Connect investors, raise awareness and develop networks are the primary objectives of GBAN.

The Global Business Angels Network held its innagural meeting at the 2016 GEC, after the organization's creation last year. GBAN is a network of angel investors from all over the world, who are working to share best practices and utilize tools and resources to help encourage new firm formation everywhere. 

The meeting served to ratify primary objectives of the network, and establish direct contact between its members to help further promote the organization and connect entrepreneurs to sources of capital, research and competitions across the world. 

During the meeting, it was recognized as a primary task of collecting timely information of each country to form a global database that can allow a comprehensive reading of the conditions in which innovation is developed. To achieve this, it has made a call to members of the network, inviting them to participate in the creation of this database, so that they can further strengthened the tools available to help investors in all matters related to your role in the entrepreneurial ecosystem.

The Global Business Angels Network (GBAN) is a global community of business angel networks and organizations coordinated by the Global Entrepreneurship Network (GEN). GBAN brings greater public awareness and engagement to the role that business angels play in helping new firms start and scale. GBAN interfaces with entrepreneurs, policymakers, other early-stage finance actors and leading entrepreneurial support programs to strengthen the global entrepreneurial ecosystem. Whether helping local entrepreneurial ecosystems recruit more investors, expanding geographic investment arenas beyond local markets or amplifying the angel “voice” to regulatory issue discussions, GBAN seeks to provide an inclusive, supportive community of early-stage investors around the world.


The closure of the Congress to pass the torch to the next hosts: Johannesburg--a city that, like Medellin, is building an ecosystem of strong and active entrepreneurship.

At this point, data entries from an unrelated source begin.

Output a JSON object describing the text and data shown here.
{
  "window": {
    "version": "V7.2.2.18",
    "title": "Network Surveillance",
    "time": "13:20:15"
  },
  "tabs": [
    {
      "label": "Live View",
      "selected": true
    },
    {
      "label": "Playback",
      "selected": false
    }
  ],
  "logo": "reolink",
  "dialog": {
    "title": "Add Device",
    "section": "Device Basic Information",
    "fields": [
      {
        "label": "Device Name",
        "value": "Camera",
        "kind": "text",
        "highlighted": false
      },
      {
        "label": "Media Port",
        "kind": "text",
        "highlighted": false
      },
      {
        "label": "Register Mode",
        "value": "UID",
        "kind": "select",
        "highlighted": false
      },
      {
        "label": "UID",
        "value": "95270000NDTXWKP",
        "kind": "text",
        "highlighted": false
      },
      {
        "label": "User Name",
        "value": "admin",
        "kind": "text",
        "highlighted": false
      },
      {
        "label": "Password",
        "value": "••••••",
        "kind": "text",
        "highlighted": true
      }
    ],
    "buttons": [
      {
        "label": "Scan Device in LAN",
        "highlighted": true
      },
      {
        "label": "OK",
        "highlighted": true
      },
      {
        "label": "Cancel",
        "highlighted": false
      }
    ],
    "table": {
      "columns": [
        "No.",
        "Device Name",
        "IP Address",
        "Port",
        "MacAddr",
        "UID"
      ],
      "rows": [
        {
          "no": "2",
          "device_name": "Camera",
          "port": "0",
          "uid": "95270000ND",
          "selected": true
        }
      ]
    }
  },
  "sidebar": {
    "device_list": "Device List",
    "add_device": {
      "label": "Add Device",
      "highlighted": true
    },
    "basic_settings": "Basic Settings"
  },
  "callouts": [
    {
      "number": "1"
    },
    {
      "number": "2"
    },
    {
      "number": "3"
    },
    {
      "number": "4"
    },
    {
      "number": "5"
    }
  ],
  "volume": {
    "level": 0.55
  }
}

The stage rose representatives of Johannesburg, Thaninga Shope-Linney, Ambassador of South Africa, Kizito Okechukwu, the SEA Africa and Ruby Mathang, representing the city. Representatives thanked the hospitality of Medellin as hostess and left manifest the promise of being reciprocated. It also highlighted the importance of bringing this event to South Africa, the first opportunity to attend an event of this type. Africa being one, full of natural resources and huge potential for social development young region, the next Congress promises a new world approach to content on this continent.

The next hosts promise an experience of impact, based on the great potential that can be identified in African societies and inspiration received to know the city of Medellin, which is, in turn, a significant achievement of the Global Entrepreneurship Network ( GEN).


Thank you to Medellín and its inspiring entrepreneurs for hosting the 2016 Global Entrepreneurship Congress, and giving us a taste of Medellín's entrepreneurial spirit.

During the last day of the Global Entrepreneurship Congress, the international delegation met at Télemedellín, the city's public television station, for a look at entrepreneurs and startups from the city and surrounding areas on Antioquia, as well as a variety of GEN working sessions. 

From delicious food and excellent coffee, to fine leather wear and technology companies, the entrepreneurs at Télemedellín showcased a selection of the bright talent and entrepreneurial spirit in the city. Entrepreneurship support programs, like ANDI Colombia, Creame, Parque E, Endeavor Colombia, and others also attended to explain to international delegates what Medellín and Colombia are doing to encourage new firm formation. 

GEN working sessions were led by GEN staff members, and covered a variety of topics, including website tutorials, a social media question and answer session, best practices for fundraising and a GEN country information session.